Fox’s style has changed, too. Gone is the handheld camera, replaced by a smooth, shadowed approach that, particularly in the hospital’s antiseptic halls, highlights Yossi’s veritable lifelessness. When Yossi goes to the chic apartment of a man he’s met online—an Adonis living in the kind of brushed steel-and-glass enclosure that seems less like a living space than a habitable status symbol—he becomes nigh catatonic. Were you to encounter him on a beach, you’d have to poke him with a stick to find out if he were in fact animate. Or, as Moti tells him, “You look like an operating table.”
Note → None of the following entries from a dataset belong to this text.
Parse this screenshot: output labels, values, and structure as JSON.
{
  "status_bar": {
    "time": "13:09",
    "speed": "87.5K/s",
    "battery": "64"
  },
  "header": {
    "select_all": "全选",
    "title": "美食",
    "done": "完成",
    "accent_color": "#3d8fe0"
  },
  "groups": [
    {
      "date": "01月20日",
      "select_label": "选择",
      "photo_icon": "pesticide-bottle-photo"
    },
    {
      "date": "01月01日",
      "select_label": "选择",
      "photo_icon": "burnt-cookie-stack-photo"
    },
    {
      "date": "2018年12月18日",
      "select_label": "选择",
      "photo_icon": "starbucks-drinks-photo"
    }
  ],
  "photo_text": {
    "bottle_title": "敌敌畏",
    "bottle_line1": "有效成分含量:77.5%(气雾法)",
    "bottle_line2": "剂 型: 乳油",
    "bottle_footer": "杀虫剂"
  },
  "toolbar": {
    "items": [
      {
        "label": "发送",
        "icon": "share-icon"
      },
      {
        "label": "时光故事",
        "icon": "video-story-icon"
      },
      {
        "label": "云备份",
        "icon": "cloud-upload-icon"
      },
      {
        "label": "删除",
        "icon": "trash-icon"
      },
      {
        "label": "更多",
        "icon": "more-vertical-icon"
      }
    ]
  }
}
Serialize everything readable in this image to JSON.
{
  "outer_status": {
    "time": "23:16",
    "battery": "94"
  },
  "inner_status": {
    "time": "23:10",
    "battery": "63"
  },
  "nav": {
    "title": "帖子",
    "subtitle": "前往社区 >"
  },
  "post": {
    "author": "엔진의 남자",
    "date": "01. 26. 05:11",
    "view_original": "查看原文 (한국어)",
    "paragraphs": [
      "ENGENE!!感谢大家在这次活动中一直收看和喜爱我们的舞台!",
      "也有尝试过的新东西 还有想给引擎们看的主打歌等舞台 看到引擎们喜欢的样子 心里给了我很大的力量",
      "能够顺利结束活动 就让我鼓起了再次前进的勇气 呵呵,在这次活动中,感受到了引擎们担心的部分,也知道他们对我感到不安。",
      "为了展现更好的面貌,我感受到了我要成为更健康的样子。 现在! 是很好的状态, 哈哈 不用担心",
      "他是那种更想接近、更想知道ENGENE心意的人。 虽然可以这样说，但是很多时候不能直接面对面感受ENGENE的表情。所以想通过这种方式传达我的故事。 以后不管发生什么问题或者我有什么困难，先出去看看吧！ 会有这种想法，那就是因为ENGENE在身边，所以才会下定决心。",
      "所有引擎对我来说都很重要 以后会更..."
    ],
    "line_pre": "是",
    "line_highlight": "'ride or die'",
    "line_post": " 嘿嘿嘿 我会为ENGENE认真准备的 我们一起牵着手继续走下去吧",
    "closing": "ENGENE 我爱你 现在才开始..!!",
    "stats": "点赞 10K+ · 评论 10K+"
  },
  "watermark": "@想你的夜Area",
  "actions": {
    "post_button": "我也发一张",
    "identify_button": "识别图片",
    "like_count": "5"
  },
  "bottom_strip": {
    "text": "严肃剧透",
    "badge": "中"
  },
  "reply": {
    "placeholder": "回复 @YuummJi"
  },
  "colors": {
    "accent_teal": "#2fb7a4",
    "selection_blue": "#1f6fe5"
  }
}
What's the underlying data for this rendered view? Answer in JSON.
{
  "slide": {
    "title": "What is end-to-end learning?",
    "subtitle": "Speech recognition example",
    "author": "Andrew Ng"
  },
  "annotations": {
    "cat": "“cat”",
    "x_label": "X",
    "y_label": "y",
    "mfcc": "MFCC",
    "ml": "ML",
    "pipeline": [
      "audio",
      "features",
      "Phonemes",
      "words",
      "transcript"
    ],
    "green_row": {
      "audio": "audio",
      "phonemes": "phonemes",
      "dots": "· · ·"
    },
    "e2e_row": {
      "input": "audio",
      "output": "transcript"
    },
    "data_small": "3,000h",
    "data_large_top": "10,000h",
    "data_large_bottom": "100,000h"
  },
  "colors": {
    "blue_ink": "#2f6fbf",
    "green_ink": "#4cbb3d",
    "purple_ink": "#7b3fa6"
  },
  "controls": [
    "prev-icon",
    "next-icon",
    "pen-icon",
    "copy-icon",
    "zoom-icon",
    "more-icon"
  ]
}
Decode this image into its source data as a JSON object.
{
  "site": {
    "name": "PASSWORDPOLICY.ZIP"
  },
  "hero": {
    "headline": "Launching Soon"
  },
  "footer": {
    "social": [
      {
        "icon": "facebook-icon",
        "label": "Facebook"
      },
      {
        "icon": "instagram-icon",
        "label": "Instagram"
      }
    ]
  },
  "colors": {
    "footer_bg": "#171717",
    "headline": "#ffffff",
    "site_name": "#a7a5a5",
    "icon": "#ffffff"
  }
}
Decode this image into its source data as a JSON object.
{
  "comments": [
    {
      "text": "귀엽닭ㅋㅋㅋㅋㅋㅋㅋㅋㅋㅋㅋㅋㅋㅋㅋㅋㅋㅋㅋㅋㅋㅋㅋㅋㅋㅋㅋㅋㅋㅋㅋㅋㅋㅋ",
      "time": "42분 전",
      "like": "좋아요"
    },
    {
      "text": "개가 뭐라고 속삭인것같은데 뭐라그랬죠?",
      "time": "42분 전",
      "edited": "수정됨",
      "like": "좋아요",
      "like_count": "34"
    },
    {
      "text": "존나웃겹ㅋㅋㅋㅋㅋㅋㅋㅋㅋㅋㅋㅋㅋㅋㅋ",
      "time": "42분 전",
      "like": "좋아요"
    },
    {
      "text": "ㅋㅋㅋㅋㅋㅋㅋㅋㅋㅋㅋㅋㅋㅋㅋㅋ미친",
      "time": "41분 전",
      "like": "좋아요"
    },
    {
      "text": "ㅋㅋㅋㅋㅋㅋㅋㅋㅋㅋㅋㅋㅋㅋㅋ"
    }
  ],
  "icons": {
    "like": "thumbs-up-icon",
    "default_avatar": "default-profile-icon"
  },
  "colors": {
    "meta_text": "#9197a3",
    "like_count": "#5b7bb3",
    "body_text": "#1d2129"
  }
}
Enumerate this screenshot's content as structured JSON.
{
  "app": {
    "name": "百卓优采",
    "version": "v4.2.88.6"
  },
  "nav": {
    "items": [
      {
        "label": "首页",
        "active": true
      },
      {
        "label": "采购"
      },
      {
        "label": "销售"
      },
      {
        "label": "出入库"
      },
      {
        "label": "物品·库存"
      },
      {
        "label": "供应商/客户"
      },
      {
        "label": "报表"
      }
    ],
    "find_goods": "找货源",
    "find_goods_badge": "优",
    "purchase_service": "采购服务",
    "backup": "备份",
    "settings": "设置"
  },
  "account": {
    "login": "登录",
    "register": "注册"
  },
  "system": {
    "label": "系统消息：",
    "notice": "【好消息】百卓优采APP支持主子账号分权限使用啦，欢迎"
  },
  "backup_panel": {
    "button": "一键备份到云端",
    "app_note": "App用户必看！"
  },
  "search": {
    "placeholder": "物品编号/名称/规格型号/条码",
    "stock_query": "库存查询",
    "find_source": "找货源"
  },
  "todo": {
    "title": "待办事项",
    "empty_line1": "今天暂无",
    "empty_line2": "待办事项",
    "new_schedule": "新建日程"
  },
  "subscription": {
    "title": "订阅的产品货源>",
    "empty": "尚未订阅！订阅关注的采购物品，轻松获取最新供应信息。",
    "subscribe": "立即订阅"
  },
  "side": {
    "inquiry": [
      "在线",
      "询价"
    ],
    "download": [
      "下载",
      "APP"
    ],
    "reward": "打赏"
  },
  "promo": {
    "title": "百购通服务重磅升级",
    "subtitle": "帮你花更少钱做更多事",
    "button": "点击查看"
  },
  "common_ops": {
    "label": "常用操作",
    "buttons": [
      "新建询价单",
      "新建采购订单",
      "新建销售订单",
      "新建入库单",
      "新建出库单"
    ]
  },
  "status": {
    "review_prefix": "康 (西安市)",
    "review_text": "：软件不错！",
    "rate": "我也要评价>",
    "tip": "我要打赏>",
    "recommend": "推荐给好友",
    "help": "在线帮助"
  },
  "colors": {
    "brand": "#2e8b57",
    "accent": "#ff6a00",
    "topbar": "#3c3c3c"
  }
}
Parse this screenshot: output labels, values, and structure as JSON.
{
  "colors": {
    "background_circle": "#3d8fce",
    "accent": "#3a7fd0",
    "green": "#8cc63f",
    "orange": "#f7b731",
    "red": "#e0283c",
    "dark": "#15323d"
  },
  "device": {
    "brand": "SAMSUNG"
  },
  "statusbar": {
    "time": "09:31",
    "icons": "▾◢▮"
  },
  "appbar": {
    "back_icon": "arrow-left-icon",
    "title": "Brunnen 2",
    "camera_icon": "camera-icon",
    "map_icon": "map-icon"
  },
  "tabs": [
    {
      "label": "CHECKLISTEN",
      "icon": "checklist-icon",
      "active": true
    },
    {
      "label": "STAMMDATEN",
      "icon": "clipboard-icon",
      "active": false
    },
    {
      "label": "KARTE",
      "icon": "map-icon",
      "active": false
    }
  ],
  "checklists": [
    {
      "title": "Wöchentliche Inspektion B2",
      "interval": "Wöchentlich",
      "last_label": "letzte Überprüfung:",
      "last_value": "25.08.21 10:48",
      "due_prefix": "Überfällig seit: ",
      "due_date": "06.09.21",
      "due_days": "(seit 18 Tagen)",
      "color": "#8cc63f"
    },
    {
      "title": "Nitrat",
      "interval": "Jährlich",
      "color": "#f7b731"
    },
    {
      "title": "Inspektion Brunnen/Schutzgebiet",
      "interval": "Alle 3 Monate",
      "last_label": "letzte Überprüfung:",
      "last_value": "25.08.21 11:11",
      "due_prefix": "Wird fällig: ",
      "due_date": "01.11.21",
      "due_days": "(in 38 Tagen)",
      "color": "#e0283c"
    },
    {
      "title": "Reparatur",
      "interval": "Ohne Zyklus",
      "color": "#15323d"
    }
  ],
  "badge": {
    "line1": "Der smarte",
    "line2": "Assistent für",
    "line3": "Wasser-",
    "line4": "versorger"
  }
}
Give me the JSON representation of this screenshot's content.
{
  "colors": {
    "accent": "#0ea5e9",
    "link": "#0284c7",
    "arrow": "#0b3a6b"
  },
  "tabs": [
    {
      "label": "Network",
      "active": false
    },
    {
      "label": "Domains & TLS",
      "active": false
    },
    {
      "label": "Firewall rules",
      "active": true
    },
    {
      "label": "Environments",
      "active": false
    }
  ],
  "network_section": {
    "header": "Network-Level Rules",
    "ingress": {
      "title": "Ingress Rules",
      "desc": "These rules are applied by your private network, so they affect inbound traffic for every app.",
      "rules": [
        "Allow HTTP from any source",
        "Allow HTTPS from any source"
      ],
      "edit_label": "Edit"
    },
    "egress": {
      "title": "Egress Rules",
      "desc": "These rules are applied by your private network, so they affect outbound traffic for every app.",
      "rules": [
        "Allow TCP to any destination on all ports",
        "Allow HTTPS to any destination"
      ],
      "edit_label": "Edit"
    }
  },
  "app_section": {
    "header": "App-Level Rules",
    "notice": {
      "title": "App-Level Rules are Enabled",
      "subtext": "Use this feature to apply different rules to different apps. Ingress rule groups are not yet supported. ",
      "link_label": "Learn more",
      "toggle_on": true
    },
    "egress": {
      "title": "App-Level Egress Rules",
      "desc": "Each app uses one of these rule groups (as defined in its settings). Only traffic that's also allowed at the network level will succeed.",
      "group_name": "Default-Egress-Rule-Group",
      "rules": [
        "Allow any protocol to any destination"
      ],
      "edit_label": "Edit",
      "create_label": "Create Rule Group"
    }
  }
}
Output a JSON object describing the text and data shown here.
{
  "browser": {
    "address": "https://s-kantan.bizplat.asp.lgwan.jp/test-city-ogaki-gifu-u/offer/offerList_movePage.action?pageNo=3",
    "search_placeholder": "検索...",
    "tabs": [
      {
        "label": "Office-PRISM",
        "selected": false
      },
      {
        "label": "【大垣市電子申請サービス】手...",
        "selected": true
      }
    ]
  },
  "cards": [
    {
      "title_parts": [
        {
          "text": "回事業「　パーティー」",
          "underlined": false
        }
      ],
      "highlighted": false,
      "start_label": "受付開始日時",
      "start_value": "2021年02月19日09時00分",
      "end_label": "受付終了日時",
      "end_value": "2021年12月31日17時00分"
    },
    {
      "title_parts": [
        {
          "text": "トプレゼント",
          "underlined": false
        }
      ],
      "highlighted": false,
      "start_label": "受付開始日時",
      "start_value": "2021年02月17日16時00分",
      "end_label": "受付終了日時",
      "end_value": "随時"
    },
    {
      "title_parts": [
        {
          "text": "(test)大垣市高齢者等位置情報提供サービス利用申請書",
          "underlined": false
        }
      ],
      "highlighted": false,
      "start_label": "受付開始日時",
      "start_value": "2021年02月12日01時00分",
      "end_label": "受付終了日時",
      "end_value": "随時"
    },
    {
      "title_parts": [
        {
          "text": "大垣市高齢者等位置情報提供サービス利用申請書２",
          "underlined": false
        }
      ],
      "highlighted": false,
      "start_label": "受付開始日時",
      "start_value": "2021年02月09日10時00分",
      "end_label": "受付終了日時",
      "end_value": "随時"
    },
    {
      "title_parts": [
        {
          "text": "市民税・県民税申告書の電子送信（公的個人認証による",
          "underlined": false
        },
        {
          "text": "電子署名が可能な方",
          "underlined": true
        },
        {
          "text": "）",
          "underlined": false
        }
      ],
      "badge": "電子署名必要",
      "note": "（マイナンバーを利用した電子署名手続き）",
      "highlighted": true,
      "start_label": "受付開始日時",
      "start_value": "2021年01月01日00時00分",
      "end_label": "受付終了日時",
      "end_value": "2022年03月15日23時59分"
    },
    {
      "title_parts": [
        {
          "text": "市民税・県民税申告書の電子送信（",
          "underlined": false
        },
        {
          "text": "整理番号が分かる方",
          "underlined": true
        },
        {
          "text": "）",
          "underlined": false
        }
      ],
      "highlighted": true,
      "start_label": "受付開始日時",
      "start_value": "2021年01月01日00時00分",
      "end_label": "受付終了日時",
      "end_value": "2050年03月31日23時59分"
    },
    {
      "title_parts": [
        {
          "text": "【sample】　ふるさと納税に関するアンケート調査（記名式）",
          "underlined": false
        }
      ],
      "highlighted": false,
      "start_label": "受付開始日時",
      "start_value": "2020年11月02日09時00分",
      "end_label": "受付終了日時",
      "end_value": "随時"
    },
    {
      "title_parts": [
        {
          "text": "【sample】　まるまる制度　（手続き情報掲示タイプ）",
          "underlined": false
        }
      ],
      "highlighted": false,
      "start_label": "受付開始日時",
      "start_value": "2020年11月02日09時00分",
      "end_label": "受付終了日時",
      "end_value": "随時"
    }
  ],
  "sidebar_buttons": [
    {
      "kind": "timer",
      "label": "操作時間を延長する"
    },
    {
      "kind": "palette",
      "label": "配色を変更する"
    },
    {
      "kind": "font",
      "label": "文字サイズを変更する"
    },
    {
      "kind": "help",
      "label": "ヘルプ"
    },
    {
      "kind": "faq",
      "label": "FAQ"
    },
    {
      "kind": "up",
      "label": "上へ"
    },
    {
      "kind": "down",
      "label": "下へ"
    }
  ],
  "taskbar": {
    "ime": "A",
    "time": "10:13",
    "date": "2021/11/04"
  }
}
All this changes when Lior’s mother is admitted to the hospital and gets treated by Yossi. A reckoning with her and her husband follows. Yossi leaves town on an impromptu vacation (he’s never taken one) and, at a Negev rest stop, picks up some young soldiers on leave. He drives them the rest of the way to Eilat and falls in with them—or rather, falls for Tom (Oz Zehavi), a tanned, blue-eyed sylph. It seems improbable that Tom would be attracted to Yossi in return, but such unlikely unions, and the tangled emotional pathways that lead to them, are the basis of films like this one.

It’s easy to say that Yossi is about grief, depression, and repressed sexuality (there’s a pointed contrast with the far more liberated Tom). But in retrospect, I’m struck by how little the title character actually talks about these things, when he speaks at all. So much is communicated with a squelched remark or by the looks he gives Tom at a distance: pathetic and longing, but with some hope, secreted within like contraband. Such is the skill of Ohad Knoller, who adroitly inhabits both incarnations of Yossi. In fact, between this diptych, there are many Yossis: a clandestine but joyous lover, a brusque but respected soldier, an urban professional utterly adrift, and a man feebly searching for a way out of his own mind.

Both films show signs of the maudlin and the mannered, but they redeem themselves on the strength of Knoller’s acting. With Yossi, Eytan Fox has produced an unexpectedly moving sequel, one that doubles as a welcome entry to his filmography on gay life in Israel.